National cricket trials…
Chattergoon and Arjune signal selectors with tons
By Faizool Deo
November 21, 2003
SEWNARINE Chattergoon and Krishna Arjune sent glaring signals to the National selectors, yesterday, blasting brilliant undefeated centuries against Neil McGarrell’s side in the second day of the National Trials at the GCC ground, Bourda.
Both batsmen retired after scoring their centuries, Chattergoon on an even 100 and Arjune on 103.
National selectors Joe Solomon, Lennox Hunte and Alfred Maycock will pick Guyana’s side as the country prepares to host the 2004 Carib Beer four-day competition in mid-January.
The trials officially started yesterday, since on Wednesday rain had the final say.
When bails were lifted on the end of the day’s play, Mahendra Nagamootoo’s side were on 282 for one in 111 overs with Travis Dowlin on 50 not out and Hemnauth Pooran on four.
The only wicket to fall was that of 2003 Under-19 captain Assad Fudadin, who went to young right-arm off-spinner, Leon Johnson, for 24 with the score on 265 runs in 99 overs.
Early dropped catches in the day could have given the match a different twist, since both centurions were dropped when the score was ten.
Arjune was dropped by Azeemul Haniff in first slip off the bowling of Rayon Griffith for eight, while Chattergoon was dropped by captain McGarrell at third slip off the bowling of Trevor Garraway for two.

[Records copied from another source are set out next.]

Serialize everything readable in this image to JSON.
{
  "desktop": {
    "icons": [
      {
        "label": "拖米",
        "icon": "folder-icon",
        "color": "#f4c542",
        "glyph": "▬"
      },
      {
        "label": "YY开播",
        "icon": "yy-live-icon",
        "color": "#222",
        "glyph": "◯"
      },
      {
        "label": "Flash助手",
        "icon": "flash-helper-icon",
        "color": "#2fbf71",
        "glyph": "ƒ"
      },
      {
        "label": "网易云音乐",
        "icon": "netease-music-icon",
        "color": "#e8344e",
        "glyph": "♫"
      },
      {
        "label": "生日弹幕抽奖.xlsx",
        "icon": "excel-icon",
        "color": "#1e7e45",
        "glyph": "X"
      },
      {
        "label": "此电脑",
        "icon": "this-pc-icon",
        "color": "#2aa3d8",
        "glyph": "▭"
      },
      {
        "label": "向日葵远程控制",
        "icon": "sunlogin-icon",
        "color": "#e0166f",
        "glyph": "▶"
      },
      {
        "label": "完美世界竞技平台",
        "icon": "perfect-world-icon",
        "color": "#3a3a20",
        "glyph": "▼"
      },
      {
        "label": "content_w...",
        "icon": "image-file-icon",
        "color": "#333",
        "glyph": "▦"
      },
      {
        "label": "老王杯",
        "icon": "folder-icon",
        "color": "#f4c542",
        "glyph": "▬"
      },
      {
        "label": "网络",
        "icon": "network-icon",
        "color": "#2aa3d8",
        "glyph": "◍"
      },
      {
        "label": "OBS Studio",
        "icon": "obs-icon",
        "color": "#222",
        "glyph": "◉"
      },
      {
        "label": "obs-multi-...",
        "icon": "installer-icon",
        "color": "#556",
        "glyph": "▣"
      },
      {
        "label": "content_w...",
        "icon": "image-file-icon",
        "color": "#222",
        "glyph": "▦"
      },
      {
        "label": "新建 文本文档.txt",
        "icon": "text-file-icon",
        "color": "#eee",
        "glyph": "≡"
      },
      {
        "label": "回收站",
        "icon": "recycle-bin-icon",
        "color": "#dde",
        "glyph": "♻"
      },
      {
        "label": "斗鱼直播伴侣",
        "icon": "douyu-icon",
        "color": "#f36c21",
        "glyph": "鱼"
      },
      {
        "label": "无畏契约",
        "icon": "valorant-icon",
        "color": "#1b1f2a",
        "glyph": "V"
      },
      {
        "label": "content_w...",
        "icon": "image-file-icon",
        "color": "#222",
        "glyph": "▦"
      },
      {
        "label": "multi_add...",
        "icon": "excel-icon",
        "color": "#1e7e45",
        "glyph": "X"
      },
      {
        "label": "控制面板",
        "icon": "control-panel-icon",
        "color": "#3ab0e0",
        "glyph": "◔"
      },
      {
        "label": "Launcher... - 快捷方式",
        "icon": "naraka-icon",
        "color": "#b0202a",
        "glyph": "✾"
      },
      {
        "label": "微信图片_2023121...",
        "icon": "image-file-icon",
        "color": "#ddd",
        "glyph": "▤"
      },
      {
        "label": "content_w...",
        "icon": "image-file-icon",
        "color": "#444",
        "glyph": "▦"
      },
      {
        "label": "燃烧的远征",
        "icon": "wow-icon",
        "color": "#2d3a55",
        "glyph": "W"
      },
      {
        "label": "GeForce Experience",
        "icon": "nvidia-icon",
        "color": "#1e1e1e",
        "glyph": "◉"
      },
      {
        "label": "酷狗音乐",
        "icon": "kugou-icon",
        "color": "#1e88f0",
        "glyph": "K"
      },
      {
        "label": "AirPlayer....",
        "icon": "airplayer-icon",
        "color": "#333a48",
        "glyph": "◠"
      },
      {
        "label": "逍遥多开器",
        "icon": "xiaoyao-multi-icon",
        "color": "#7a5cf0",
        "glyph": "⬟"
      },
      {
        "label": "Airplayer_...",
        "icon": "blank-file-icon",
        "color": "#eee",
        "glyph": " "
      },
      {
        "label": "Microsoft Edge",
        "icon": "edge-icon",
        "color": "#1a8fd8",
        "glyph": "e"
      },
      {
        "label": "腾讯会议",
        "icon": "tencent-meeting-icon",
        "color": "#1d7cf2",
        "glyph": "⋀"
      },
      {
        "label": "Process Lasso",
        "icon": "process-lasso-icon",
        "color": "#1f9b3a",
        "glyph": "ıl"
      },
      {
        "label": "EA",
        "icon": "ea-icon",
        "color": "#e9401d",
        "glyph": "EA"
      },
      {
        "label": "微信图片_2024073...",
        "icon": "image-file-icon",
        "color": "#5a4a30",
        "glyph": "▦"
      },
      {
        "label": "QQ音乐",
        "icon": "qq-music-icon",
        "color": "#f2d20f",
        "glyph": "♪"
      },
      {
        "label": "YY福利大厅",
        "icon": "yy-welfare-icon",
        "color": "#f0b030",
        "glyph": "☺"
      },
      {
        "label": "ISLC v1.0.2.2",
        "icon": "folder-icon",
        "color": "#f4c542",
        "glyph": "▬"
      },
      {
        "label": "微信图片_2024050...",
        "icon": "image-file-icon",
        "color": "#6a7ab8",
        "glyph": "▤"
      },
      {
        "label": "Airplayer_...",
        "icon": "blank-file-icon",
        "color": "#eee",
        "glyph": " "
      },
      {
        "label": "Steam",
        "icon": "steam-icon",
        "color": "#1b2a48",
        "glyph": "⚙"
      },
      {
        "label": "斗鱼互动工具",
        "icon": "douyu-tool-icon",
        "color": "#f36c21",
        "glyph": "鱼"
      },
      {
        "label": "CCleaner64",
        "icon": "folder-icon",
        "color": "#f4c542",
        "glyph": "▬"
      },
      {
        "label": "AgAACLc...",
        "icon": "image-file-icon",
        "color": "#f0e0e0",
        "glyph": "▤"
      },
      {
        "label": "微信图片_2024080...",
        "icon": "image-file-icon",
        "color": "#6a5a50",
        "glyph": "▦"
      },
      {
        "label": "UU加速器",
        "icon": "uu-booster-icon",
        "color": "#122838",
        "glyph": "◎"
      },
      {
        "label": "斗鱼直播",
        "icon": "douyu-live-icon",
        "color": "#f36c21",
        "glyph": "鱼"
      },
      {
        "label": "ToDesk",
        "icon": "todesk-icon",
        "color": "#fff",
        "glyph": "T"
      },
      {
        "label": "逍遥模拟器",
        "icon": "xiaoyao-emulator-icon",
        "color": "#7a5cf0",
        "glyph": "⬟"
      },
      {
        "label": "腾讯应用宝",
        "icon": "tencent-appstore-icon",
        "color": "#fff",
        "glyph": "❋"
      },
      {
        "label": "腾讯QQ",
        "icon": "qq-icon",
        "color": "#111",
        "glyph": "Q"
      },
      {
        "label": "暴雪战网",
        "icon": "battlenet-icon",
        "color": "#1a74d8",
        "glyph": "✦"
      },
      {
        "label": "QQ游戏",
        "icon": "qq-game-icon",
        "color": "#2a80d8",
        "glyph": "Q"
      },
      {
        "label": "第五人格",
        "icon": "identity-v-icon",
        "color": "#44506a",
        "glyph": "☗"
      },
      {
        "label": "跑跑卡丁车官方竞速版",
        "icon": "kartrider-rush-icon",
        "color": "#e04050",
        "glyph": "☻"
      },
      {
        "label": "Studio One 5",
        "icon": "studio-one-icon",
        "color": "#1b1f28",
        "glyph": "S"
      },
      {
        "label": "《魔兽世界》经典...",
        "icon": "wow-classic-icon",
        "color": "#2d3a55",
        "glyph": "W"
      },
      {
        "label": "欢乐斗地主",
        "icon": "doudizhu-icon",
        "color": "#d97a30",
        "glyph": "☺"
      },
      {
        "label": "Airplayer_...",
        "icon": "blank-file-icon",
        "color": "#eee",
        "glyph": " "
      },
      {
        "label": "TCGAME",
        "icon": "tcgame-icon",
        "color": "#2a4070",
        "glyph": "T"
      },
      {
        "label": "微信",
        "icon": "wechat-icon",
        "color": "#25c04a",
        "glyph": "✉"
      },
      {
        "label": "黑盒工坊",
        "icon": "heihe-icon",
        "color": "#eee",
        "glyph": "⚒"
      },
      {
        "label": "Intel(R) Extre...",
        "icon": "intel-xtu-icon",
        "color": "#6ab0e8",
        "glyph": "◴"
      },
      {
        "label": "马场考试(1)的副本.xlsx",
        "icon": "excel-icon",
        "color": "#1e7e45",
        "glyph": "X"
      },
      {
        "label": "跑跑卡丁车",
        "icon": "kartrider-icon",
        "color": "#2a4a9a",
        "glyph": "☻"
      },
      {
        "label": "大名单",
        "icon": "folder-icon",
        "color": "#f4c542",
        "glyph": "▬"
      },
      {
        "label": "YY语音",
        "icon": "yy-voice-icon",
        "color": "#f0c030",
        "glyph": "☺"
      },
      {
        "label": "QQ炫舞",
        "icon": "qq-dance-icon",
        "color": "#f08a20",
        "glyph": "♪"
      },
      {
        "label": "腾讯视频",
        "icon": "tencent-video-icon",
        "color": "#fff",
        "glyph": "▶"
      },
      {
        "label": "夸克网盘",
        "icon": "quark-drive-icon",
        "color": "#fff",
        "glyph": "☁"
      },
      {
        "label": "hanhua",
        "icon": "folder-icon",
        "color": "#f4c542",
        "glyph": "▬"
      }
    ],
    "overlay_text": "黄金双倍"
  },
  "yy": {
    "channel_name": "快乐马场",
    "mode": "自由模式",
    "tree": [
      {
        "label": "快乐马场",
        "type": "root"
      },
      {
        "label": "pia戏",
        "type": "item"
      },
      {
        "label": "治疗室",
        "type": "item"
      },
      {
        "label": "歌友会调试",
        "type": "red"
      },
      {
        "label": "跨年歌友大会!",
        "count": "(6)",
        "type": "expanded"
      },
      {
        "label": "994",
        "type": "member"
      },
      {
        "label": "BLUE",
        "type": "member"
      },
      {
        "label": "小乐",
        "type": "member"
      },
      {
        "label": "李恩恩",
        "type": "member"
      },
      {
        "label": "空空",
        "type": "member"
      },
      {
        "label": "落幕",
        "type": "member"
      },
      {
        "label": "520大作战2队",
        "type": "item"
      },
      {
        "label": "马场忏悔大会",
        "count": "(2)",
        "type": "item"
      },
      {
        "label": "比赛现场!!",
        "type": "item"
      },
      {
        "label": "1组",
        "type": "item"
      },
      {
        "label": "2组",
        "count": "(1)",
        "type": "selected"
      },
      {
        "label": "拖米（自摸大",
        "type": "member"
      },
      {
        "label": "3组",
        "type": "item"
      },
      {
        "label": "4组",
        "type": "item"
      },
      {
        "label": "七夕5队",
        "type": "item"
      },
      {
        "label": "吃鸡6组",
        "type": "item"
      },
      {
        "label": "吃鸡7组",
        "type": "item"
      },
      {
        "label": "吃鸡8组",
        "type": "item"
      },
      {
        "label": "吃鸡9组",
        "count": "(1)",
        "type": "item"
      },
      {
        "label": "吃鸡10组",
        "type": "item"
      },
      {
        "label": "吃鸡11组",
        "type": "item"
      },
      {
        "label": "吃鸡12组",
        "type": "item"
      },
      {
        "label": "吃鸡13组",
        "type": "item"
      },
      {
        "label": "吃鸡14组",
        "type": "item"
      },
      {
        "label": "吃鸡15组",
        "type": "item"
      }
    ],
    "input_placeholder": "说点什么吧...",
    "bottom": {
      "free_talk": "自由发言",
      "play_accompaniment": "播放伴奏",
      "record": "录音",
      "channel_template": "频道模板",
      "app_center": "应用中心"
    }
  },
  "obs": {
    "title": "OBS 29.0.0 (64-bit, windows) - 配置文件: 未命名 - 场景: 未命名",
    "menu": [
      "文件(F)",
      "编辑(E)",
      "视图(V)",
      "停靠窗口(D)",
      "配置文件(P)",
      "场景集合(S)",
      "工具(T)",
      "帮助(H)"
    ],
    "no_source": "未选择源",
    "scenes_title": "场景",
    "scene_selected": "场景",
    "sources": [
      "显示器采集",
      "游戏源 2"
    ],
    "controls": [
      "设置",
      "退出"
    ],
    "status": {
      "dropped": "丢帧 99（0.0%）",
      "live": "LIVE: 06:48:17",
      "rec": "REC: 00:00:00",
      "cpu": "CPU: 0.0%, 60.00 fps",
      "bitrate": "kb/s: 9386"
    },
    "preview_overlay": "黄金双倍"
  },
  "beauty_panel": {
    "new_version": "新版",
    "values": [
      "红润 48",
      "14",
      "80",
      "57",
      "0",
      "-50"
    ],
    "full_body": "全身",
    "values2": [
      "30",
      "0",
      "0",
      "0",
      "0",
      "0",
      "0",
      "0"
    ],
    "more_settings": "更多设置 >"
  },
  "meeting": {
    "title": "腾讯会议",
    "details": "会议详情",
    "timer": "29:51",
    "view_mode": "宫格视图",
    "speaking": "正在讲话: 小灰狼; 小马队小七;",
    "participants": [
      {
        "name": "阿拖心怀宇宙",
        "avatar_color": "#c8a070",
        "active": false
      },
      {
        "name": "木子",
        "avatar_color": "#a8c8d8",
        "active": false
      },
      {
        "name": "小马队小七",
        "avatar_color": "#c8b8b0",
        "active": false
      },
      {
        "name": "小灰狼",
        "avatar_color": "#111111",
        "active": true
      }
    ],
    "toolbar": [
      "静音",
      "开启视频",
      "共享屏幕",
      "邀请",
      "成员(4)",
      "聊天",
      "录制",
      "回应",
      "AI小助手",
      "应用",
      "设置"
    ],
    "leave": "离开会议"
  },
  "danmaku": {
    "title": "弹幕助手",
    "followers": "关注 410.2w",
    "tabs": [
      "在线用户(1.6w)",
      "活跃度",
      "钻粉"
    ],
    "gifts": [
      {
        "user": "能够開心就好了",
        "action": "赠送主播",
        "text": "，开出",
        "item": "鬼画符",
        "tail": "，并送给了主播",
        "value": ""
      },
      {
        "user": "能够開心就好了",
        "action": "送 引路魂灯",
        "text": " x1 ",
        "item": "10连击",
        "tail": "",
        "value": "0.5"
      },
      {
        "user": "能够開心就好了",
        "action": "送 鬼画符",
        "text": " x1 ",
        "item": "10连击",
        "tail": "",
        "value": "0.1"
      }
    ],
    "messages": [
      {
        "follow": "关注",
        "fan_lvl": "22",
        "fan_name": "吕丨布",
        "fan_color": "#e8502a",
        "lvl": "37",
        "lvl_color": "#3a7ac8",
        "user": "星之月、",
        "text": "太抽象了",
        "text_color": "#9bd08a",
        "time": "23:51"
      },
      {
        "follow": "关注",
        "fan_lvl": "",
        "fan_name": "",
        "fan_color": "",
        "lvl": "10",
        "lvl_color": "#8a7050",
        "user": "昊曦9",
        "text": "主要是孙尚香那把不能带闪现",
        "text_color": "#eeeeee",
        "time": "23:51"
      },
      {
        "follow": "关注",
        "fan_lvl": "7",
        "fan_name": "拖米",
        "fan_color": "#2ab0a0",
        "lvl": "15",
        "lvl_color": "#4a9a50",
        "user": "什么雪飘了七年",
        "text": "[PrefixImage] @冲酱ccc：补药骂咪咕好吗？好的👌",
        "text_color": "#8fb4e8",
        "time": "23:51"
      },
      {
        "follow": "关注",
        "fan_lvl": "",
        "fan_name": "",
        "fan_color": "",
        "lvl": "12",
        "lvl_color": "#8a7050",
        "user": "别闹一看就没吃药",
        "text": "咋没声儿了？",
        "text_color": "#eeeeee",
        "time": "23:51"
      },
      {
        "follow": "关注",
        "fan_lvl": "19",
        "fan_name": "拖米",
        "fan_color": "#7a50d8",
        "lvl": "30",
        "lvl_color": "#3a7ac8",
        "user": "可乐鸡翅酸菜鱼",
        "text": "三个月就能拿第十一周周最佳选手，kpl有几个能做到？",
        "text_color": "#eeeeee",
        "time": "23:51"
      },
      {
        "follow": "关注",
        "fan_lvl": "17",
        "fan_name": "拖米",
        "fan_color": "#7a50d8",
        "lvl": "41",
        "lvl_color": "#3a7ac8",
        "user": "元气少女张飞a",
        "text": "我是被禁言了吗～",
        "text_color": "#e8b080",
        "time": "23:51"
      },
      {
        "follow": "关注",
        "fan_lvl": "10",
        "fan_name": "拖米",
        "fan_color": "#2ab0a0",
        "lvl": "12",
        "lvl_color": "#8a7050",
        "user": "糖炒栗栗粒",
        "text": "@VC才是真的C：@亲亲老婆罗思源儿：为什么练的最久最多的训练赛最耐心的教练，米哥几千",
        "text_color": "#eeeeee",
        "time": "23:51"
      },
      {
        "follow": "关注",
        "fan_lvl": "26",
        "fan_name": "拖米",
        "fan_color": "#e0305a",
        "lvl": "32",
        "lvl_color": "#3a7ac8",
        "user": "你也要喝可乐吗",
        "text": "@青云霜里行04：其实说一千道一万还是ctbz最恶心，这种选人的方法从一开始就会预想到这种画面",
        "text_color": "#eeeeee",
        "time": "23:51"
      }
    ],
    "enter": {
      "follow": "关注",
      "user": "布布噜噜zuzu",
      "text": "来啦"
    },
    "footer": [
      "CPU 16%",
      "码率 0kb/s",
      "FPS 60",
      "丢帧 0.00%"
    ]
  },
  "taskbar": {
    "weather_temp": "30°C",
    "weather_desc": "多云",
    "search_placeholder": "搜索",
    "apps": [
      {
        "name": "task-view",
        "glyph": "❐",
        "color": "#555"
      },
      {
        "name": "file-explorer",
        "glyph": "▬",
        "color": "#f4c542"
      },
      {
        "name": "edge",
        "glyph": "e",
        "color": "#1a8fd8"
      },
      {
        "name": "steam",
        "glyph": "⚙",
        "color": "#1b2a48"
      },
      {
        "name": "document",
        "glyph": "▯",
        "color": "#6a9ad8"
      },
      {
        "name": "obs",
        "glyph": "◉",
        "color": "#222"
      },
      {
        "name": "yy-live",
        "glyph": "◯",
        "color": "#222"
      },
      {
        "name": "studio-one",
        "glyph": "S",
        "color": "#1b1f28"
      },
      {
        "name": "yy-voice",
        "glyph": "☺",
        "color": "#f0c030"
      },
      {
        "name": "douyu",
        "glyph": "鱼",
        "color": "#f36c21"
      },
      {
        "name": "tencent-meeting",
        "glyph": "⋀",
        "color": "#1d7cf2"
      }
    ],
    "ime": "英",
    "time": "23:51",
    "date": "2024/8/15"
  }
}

After being spared, the duo capitalised on the perfect batting conditions. The 22-year-old Chattergoon was the more conservative of the two even though he made a faster 50, his half-century coming off 94 balls, decorated with six fours, while Arjune’s came off 109 balls, including two fours and two sixes.
The hundred-partnership was reached off 231 balls in 148 minutes and included eight fours and one six.
To give the other batsmen a chance at the crease, the opening batsman retired after making their century. Albion player Chattergoon retired first on 100 with 236 balls in 272 minutes with eight fours and 16 minutes. After that, Everest player Arjune retired on 103 which consisted of five fours and five sixes in 213 balls.
Chattergoon told Chronicle Sport that the main reason he and Arjune were able to manage the score was good communication between them.
“The running between the wickets was really good; the pitch was a batting wicket and after our chances we just put out heads down and batted,” Chattergoon said.
Chattergoon who made a century in last year’s trial related that his personal goal was to perform well.
“I am hoping to perform to the best of my ability, and would leave my fate to God,” Chattergoon said.
If Chattergoon is selected, it will be his fourth year and Arjune’s second.